• [Task description]:
Where does "node" appear in the data? Return each line that holds it.

━━ Record excerpts ━━

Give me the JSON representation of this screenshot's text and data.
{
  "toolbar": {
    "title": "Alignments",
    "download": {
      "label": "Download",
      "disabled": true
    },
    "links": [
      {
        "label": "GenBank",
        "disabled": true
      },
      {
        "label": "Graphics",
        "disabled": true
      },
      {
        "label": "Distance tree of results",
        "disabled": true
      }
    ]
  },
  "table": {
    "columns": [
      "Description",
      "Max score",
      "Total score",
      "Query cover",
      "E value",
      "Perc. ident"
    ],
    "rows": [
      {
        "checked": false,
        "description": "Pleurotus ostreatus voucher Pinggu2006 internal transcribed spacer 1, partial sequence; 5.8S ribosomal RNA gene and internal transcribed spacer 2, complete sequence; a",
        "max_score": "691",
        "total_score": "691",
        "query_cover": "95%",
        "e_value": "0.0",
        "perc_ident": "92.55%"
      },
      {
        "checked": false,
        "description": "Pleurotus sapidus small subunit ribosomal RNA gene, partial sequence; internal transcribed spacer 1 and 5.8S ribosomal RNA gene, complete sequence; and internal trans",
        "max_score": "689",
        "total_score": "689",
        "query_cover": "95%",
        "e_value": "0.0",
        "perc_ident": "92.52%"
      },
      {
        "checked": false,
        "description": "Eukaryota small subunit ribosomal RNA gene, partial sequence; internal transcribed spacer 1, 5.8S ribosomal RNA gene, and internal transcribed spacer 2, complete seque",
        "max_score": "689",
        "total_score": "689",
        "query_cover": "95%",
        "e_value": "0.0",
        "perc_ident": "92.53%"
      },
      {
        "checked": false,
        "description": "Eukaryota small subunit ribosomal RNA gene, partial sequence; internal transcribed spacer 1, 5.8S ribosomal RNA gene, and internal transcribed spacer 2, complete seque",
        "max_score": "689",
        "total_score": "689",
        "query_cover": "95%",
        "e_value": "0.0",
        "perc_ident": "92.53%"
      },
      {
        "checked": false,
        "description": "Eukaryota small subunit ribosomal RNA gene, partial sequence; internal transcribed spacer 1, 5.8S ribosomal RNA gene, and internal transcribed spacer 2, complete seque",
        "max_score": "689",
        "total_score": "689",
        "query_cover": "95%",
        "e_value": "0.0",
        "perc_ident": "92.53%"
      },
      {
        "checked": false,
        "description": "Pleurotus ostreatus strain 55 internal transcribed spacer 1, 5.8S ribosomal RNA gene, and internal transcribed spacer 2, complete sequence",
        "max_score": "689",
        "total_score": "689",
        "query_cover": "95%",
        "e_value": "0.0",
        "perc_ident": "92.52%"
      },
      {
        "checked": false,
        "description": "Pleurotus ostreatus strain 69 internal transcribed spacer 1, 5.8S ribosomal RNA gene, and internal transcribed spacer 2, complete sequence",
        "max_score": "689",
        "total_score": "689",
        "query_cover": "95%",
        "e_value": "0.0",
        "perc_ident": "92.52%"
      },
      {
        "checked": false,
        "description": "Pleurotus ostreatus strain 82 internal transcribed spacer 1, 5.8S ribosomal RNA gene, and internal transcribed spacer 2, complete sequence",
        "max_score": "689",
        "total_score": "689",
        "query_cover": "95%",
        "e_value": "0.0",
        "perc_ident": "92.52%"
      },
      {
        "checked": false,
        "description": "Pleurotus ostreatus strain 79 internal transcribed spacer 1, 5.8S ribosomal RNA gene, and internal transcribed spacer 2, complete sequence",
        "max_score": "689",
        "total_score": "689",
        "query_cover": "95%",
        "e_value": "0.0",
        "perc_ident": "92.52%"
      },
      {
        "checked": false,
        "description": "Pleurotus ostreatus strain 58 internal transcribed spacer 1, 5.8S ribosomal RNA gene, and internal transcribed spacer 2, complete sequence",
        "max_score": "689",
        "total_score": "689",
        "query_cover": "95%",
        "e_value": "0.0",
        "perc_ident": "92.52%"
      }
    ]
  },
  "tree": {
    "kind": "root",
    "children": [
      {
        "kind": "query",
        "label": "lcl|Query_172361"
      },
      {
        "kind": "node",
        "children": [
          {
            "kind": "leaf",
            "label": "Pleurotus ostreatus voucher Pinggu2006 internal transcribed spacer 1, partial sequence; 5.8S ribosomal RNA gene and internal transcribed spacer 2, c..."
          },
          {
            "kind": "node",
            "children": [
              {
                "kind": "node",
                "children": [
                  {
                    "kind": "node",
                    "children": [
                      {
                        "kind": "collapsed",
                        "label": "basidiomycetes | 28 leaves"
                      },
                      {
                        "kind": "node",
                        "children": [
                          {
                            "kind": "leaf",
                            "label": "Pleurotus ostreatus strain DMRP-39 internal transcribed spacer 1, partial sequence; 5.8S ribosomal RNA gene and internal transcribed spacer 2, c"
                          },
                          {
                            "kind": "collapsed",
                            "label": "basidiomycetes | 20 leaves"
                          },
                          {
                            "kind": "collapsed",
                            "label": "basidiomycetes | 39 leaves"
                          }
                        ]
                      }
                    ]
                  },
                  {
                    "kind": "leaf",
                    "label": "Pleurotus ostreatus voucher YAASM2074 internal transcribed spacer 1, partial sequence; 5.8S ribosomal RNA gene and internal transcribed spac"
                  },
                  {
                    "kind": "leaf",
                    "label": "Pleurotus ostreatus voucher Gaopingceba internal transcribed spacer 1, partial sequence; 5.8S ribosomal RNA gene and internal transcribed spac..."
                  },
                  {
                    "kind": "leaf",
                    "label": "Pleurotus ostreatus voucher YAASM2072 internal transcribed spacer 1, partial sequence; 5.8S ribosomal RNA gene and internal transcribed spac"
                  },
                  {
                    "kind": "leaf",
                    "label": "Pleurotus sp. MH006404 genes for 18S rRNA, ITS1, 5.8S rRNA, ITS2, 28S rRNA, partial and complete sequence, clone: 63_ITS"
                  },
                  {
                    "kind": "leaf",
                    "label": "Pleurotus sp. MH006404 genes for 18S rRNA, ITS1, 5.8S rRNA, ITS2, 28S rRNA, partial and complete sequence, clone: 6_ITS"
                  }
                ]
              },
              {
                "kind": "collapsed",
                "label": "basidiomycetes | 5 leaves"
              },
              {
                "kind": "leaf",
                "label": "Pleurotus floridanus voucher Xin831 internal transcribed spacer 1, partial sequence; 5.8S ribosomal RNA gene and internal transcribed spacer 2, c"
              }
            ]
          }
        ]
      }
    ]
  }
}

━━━

• [The completed task]:
        "kind": "node",
            "kind": "node",
                "kind": "node",
                    "kind": "node",
                        "kind": "node",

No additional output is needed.